I was surprised to find that while gazing at work with so much energy, movement, and color, I felt a paradoxical stillness and calm.  A meditative reflectiveness that I feel in front of . . .  weaving.  Of course I started wondering if there was some way to bring the energy, movement and spontaneity of this kind of painting to tapestry weaving.

But that's a story for another day.

Wednesday, January 4, 2017

Dear (tapestry) diary

With the new year comes the start of a new tapestry diary.  Weaving last year's diary was so much fun and taught me so much that I had lots of ideas for how to structure 2017's diary.  The hard part was choosing.

I have long admired Sheila Hicks's minimes, small format pieces she has woven on a simple frame loom that she takes with her on her travels.  They are sketches or studies, but they also stand on their own as experimental, intimate mixed media pieces.  For my diary, I decided to attempt 12 small pieces, one per month, using colors for each one that reflect the season.  When possible I will be inspired by my morning walks, incorporating the colors or patterns of the sky, the landscape, or possibly even weaving in actual found objects. (How do so many red mailbox flags end up in the street?  Maybe one will end up in the diary this year.)

First, here's a picture of the finally finished 2016 diary, woven in the colors of the church's liturgical calendar.  If you want all the gory details, you can read blog posts about it here here,  here here and here.  It's not necessarily a thing of artistic beauty, but it is a record of my year.  I suppose it is appropriate that the green leaves I wove in the season of Ordinary Time, a season of growth, literally make the sides bulge outward.

Tapestry diary of the liturgical year 2015-16, (c) Molly Elkind 
For this year, I've settled on the following rules:

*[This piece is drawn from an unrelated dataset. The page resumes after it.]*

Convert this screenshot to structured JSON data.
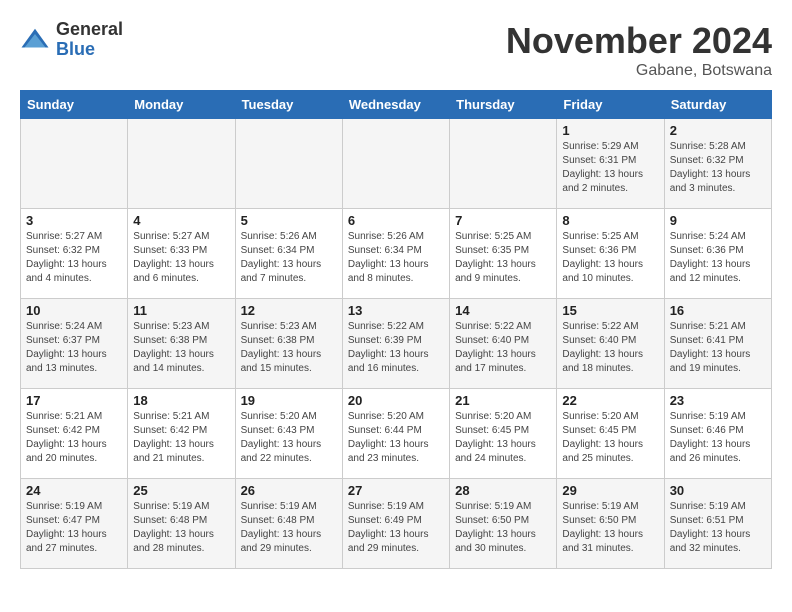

  • weave each month's piece to finish 7" high x 5" wide; 
  • weave an indeterminate amount each day, responding both to the day and to what has been woven before;
  • when away from the loom, do not weave; 
  • choose a palette of colors for each month but be open to adjusting the palette as necessary. 

Settling on these initial guidelines is an important and subtle part of the game.  You want to have rules, as it were, to govern the game and to make the artistic choices you face each day limited enough to be manageable.  On the other hand, you want those rules to be spacious and generous enough to allow for spontaneous creative responses to circumstances and inspirations. . . and for those inevitable days when you just can't get to your practice.  You don't want to set such strict rules that you get bored or frustrated.

Here's what I've done so far, four days into January 2017.  Not much to look at yet, but if you look closely you can see that my colors for the month are gray (dark and light), dark green,  and a peachy gold that alludes to the color of paper birch leaves, one of my favorite elements in the winter landscape here in Georgia. I'm a little worried that I'll finish the piece before the month is out.  Stay tuned!

You can start a daily practice anytime, not just on January 1, and you don't have to commit to a whole year.  Even one month of daily practice will yield real rewards.  If you want to start your own daily practice, why not join me for a two-hour workshop at SEFAA in Atlanta on January 15?  Together we'll look at what other artists are doing--there are so many possibilities!--and do a few activities to formulate the guidelines for your own daily practice.  You will discover the practice that is uniquely yours.  Click here to register.